Despicable Me 3 movie review: Light on minions, still high on fun
The Despicable Me juggernaut is a bizarre one. For an all-out children's movie, it has managed to develop a fan following across all ages, and Despicable Me 3, while not as good as the first movie, continues that trend ably.
The franchise, centered on supervillain-turned-secret agent Felonius Gru (Steve Carell) and his three adopted daughters, returns to the big screen with two new, equally likeable additions -- Gru’s twin brother Dru, and the movie’s latest villain, Balthazar Bratt (South Park’s Trey Parker).
The new story revolves around Gru losing his job at the agency after failing to capture Balthazar Bratt, and meeting his seemingly successful brother Dru. However, while Dru may seem to have it all, what he really wants is to be a supervillain, something he wants Gru to help him with. With his supervillain days firmly behind him, Gru tricks Dru into helping him defeat Bratt in the hopes that it will get the agency to reinstate him.
Along the way, we're treated to all the things that originally made the world fall in love with the franchise -- Gru’s awkward, yet tender relationship with his daughters, minion gibberish and hijinks, as well as the bumbling battle of good versus evil. While the movie manages to be entertaining overall, one can't help but feel that the three girls, who were such a large part of the first movie’s feel-good factor, were treated as mere afterthoughts, with only fleeting glimpses of their cuteness on offer in this movie.
Having had their own spinoff movie, Gru's minions are also relegated to a much smaller role, removed from the main plot entirely.
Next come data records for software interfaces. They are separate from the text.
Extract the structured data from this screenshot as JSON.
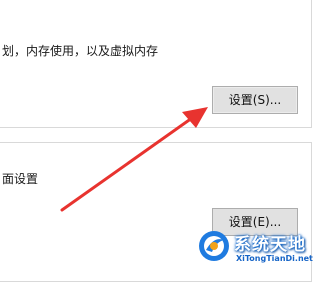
{
  "performance": {
    "description": "划，内存使用，以及虚拟内存",
    "settings_button": "设置(S)..."
  },
  "startup": {
    "description": "面设置",
    "settings_button": "设置(E)..."
  },
  "watermark": {
    "title": "系统天地",
    "subtitle": "XiTongTianDi.net"
  },
  "colors": {
    "arrow": "#e8332f",
    "button_bg": "#e1e1e1",
    "watermark_blue": "#1765c7"
  }
}
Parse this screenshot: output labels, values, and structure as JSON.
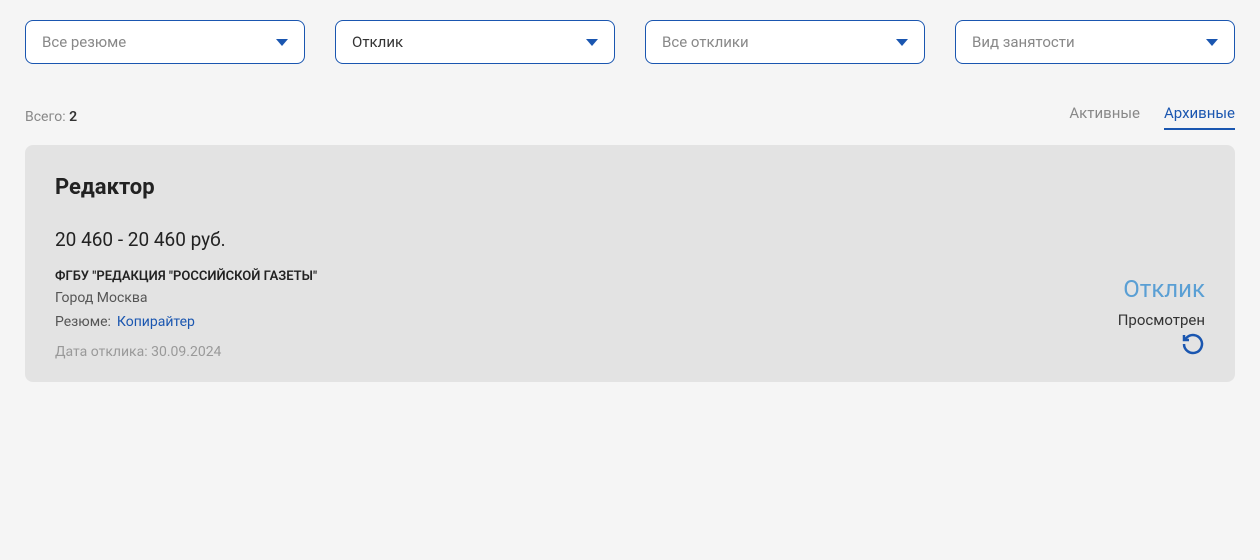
{
  "filters": {
    "resume": "Все резюме",
    "type": "Отклик",
    "responses": "Все отклики",
    "employment": "Вид занятости"
  },
  "summary": {
    "label": "Всего: ",
    "count": "2"
  },
  "tabs": {
    "active": "Активные",
    "archived": "Архивные"
  },
  "card": {
    "title": "Редактор",
    "salary": "20 460 - 20 460 руб.",
    "company": "ФГБУ \"РЕДАКЦИЯ \"РОССИЙСКОЙ ГАЗЕТЫ\"",
    "location": "Город Москва",
    "resume_label": "Резюме:",
    "resume_link": "Копирайтер",
    "date_label": "Дата отклика: 30.09.2024",
    "status_main": "Отклик",
    "status_sub": "Просмотрен"
  }
}
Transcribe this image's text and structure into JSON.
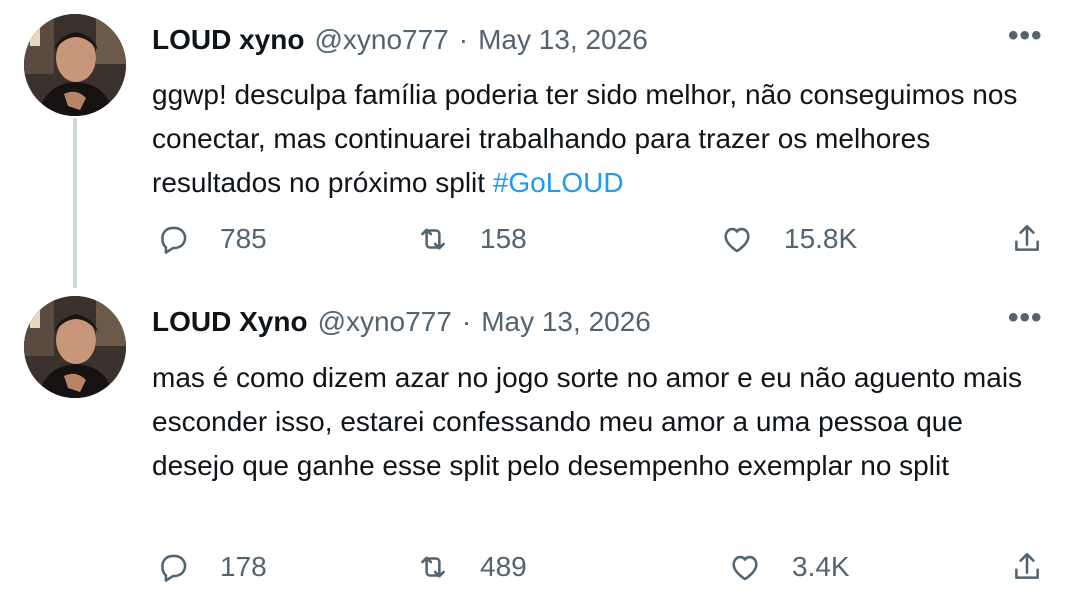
{
  "tweets": [
    {
      "display_name": "LOUD xyno",
      "handle": "@xyno777",
      "separator": "·",
      "date": "May 13, 2026",
      "more_icon": "more-dots-icon",
      "text": "ggwp! desculpa família poderia ter sido melhor, não conseguimos nos conectar, mas continuarei trabalhando para trazer os melhores resultados no próximo split ",
      "hashtag": "#GoLOUD",
      "replies": "785",
      "retweets": "158",
      "likes": "15.8K"
    },
    {
      "display_name": "LOUD Xyno",
      "handle": "@xyno777",
      "separator": "·",
      "date": "May 13, 2026",
      "more_icon": "more-dots-icon",
      "text": "mas é como dizem azar no jogo sorte no amor e eu não aguento mais esconder isso, estarei confessando meu amor a uma pessoa que desejo que ganhe esse split pelo desempenho exemplar no split",
      "hashtag": "",
      "replies": "178",
      "retweets": "489",
      "likes": "3.4K"
    }
  ],
  "colors": {
    "text": "#0f1419",
    "secondary": "#536471",
    "link": "#1d9bf0",
    "thread_line": "#cfd9de"
  },
  "icons": [
    "reply-icon",
    "retweet-icon",
    "like-icon",
    "share-icon",
    "more-dots-icon"
  ]
}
Instead, the movie chooses to placate fans of the minions with some carefully curated deviations, which manage to cram in all the sentient corn puff antics the world has come to love.
The real focus of the movie though, is squarely on the relationship between Dru and Gru, and it's done well. The always fantastic Steve Carell excels in both roles, with the two characters endearing themselves to the audience, both individually and as a duo.
Trey Parker, who's no stranger to voice work given his amazing work on South Park, is also a great addition to the cast. Tasked with essaying the ridiculous child star-turned-supervillain Balthazar Bratt, Parker shines in every one of Bratt’s scenes.
Like its predecessors, Despicable Me 3 doesn't try too hard to pander to adults, but manages to reel them in as well with visually funny scenes and carefully curated 80’s nostalgia. The end result is a movie that is enjoyable for the whole family, a welcome break from movies like The Smurfs and Trolls that were geared towards kids but were absolute torture for parents.
Should you see it?
If you have kids, definitely. If you're a fan of the franchise, absolutely. And even if you just want an hour-and-a-half of lightness in your day, this isn't a bad choice.